  2. Fig. 2 The genomic landscape of divergence.

    (A) Pairwise genetic differentiation (FST) in 50-kb sliding windows across the genome between carrion crows and hooded crows (top panel), between carrion crow populations (second panel), between hooded crow populations (third panel), and between carrion crows and hooded crows from across the hybrid zone (bottom panel). Alternating colors denote the different chromosomes; and the dotted horizontal lines mark the 99th-percentile FST estimates of autosomes and the Z chromosome, respectively. Red arrows indicate taxon-specific peaks of consecutive elevated FST windows; black arrows highlight outlier peaks that are specific to comparisons with the refugial Spanish population. (B) The largest and most extreme FST peak was located on scaffolds 78 and 60. Plotted within the peak are 81 of 82 total fixed variants (black bars in top panel, ancestral alleles; gray bars, derived hooded crow–specific alleles). (C) Localized phylogenetic patterns within the genome (“cacti”). The majority of the genome exhibits neutral genetic divergence classified as class II cacti (divergent Spanish population or complete admixture). Two cacti display clear separation of carrion crows (black: Spain, solid circles; Germany, open circles) and hooded crows (gray: Sweden, solid circles, Poland, open circles) (class I cacti; fig. S9). Four exemplar gene models associated with the melanogenesis pathway and associated with visual perception are depicted (green blocks and lines represent exons and introns, respectively) along with the regions assigned to class I cacti (blue).

  3. Fig. 3 The functional genomic basis of plumage color differences.

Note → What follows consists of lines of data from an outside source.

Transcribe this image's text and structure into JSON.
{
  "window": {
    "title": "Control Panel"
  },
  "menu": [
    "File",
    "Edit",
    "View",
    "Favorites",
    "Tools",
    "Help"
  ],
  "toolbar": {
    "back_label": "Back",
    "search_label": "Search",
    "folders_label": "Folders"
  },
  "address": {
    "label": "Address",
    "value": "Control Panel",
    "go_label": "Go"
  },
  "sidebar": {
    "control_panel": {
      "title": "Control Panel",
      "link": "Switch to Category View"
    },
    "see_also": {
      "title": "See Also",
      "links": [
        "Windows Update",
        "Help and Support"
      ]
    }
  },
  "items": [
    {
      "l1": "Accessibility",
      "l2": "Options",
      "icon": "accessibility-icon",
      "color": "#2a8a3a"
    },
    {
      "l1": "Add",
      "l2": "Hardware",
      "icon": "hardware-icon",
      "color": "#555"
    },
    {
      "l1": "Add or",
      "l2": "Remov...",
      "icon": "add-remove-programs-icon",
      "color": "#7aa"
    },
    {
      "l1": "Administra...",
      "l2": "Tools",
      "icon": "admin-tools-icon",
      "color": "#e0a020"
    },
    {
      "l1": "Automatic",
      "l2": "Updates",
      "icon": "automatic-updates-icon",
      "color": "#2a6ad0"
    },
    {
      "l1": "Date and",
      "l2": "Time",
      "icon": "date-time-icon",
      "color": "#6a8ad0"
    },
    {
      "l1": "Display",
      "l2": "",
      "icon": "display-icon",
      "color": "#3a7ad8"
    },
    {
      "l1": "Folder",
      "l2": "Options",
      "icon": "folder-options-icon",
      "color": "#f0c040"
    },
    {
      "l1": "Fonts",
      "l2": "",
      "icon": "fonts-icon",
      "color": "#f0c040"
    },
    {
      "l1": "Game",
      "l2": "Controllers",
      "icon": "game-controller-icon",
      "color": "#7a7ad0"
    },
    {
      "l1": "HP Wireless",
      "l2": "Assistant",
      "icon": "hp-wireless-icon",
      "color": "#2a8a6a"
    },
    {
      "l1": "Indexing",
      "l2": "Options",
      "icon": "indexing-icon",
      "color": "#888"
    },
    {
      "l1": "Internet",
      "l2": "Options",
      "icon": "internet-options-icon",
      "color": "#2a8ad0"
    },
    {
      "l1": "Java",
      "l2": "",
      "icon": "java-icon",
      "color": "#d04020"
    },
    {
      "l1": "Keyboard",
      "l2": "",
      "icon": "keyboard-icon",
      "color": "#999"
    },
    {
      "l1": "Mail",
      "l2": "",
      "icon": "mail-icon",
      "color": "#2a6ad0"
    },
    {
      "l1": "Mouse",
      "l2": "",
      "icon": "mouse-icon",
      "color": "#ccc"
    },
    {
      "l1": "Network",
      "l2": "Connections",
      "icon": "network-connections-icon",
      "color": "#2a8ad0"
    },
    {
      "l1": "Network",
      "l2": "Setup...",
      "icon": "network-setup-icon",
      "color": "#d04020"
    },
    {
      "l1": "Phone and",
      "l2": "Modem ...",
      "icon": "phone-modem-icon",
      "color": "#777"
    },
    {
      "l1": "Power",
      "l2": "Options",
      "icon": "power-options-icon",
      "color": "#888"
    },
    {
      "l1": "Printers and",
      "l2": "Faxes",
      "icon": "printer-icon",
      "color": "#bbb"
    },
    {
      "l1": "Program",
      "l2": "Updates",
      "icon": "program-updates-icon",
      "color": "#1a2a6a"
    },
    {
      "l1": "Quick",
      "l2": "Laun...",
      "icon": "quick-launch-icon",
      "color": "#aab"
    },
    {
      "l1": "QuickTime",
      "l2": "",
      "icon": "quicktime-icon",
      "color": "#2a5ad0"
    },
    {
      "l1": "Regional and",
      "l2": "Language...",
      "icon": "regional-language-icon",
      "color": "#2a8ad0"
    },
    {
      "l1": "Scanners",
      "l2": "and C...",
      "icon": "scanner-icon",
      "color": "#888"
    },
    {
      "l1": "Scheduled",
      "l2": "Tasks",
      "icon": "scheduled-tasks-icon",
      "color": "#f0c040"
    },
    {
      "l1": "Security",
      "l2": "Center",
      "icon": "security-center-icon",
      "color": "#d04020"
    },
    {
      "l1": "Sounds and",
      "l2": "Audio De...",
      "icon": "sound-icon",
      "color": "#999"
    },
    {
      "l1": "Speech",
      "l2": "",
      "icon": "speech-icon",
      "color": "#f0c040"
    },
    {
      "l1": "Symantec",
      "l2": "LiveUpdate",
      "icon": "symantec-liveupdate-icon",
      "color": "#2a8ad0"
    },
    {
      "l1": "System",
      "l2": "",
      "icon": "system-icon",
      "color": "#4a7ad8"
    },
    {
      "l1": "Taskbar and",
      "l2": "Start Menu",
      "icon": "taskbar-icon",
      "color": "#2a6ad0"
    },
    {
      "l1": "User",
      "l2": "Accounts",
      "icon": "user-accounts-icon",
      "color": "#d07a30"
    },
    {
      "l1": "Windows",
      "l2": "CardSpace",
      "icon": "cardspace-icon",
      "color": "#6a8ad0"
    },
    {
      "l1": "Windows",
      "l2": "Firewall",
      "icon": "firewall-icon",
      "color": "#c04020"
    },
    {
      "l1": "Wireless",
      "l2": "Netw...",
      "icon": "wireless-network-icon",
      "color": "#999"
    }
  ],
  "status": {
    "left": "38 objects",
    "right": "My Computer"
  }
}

    (A) Photograph of the developmental stage of feather follicles used for gene expression quantification. (B) Percentage of all expressed genes (white) and melanogenesis genes (striped) inferred to be differentially expressed. (C) Schematic overview of the melanogenesis pathway, with genes underexpressed in skin from torso in hooded crows shown in blue, genes overexpressed shown in red (color scale indicates relative change). Genes either not supported by RNA-seq data or expressed at FPKM (fragments per kilobase of exon per million fragments mapped) levels below 1.0 in both hooded and carrion crows are shown as gray boxes. Pathway relationships are shown for transcriptional activation (black double arrows), protein activation (e.g., by phosphorylation) (black single arrows), and transport (gray single arrow, dotted line).

  4. Fig. 4 Characterization of feather melanocytes.

    Immunohistochemistry on feather follicles of carrion crows (upper panel) and hooded crows (lower panel) for one of the melanogenic enzymes (a-Trp1, cyan) differentially expressed in our RNA-seq data confirms differential melanogenesis pathway activity (left column; view on to barbed ridges of whole-mount feather bulges, yellow arrows) but shows no striking differences in melanocyte density (right column; detail of sectioned feather follicle, magenta square). Matched samples from carrion crows and hooded crows were stained in parallel and imaged under identical conditions to ensure comparability. br, barbed ridge; p, pulp. Scale bar, 50 μm. [Drawing courtesy of Kristina Fraune; feather photo from Wikimedia Commons]